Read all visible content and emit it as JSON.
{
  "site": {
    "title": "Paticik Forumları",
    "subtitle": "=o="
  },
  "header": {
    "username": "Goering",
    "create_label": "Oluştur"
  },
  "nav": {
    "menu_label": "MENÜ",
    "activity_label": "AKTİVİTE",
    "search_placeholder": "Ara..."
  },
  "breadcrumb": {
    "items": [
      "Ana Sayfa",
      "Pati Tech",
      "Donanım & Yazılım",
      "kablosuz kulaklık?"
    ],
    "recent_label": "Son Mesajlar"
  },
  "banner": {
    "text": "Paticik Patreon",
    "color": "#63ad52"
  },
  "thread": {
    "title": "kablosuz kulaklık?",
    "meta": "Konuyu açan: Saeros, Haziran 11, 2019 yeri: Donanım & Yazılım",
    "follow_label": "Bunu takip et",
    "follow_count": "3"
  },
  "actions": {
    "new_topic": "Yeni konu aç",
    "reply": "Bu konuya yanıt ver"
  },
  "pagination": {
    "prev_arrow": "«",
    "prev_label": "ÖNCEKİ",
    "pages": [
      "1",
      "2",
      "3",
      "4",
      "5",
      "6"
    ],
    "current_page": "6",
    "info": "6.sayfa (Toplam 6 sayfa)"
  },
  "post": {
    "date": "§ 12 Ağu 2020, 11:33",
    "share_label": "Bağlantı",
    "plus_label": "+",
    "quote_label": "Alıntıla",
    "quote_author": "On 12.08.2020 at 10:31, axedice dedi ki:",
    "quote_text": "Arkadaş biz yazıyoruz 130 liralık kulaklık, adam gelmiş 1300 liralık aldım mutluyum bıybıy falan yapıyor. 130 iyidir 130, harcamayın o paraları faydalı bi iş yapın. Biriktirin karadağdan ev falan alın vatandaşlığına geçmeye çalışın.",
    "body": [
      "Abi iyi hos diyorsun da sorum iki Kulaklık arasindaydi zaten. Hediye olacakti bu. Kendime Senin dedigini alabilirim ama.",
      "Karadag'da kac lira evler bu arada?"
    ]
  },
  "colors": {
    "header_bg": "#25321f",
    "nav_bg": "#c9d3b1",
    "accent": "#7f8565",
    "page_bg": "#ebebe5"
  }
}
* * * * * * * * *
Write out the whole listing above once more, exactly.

### Expected answer
Read all visible content and emit it as JSON.
{
  "site": {
    "title": "Paticik Forumları",
    "subtitle": "=o="
  },
  "header": {
    "username": "Goering",
    "create_label": "Oluştur"
  },
  "nav": {
    "menu_label": "MENÜ",
    "activity_label": "AKTİVİTE",
    "search_placeholder": "Ara..."
  },
  "breadcrumb": {
    "items": [
      "Ana Sayfa",
      "Pati Tech",
      "Donanım & Yazılım",
      "kablosuz kulaklık?"
    ],
    "recent_label": "Son Mesajlar"
  },
  "banner": {
    "text": "Paticik Patreon",
    "color": "#63ad52"
  },
  "thread": {
    "title": "kablosuz kulaklık?",
    "meta": "Konuyu açan: Saeros, Haziran 11, 2019 yeri: Donanım & Yazılım",
    "follow_label": "Bunu takip et",
    "follow_count": "3"
  },
  "actions": {
    "new_topic": "Yeni konu aç",
    "reply": "Bu konuya yanıt ver"
  },
  "pagination": {
    "prev_arrow": "«",
    "prev_label": "ÖNCEKİ",
    "pages": [
      "1",
      "2",
      "3",
      "4",
      "5",
      "6"
    ],
    "current_page": "6",
    "info": "6.sayfa (Toplam 6 sayfa)"
  },
  "post": {
    "date": "§ 12 Ağu 2020, 11:33",
    "share_label": "Bağlantı",
    "plus_label": "+",
    "quote_label": "Alıntıla",
    "quote_author": "On 12.08.2020 at 10:31, axedice dedi ki:",
    "quote_text": "Arkadaş biz yazıyoruz 130 liralık kulaklık, adam gelmiş 1300 liralık aldım mutluyum bıybıy falan yapıyor. 130 iyidir 130, harcamayın o paraları faydalı bi iş yapın. Biriktirin karadağdan ev falan alın vatandaşlığına geçmeye çalışın.",
    "body": [
      "Abi iyi hos diyorsun da sorum iki Kulaklık arasindaydi zaten. Hediye olacakti bu. Kendime Senin dedigini alabilirim ama.",
      "Karadag'da kac lira evler bu arada?"
    ]
  },
  "colors": {
    "header_bg": "#25321f",
    "nav_bg": "#c9d3b1",
    "accent": "#7f8565",
    "page_bg": "#ebebe5"
  }
}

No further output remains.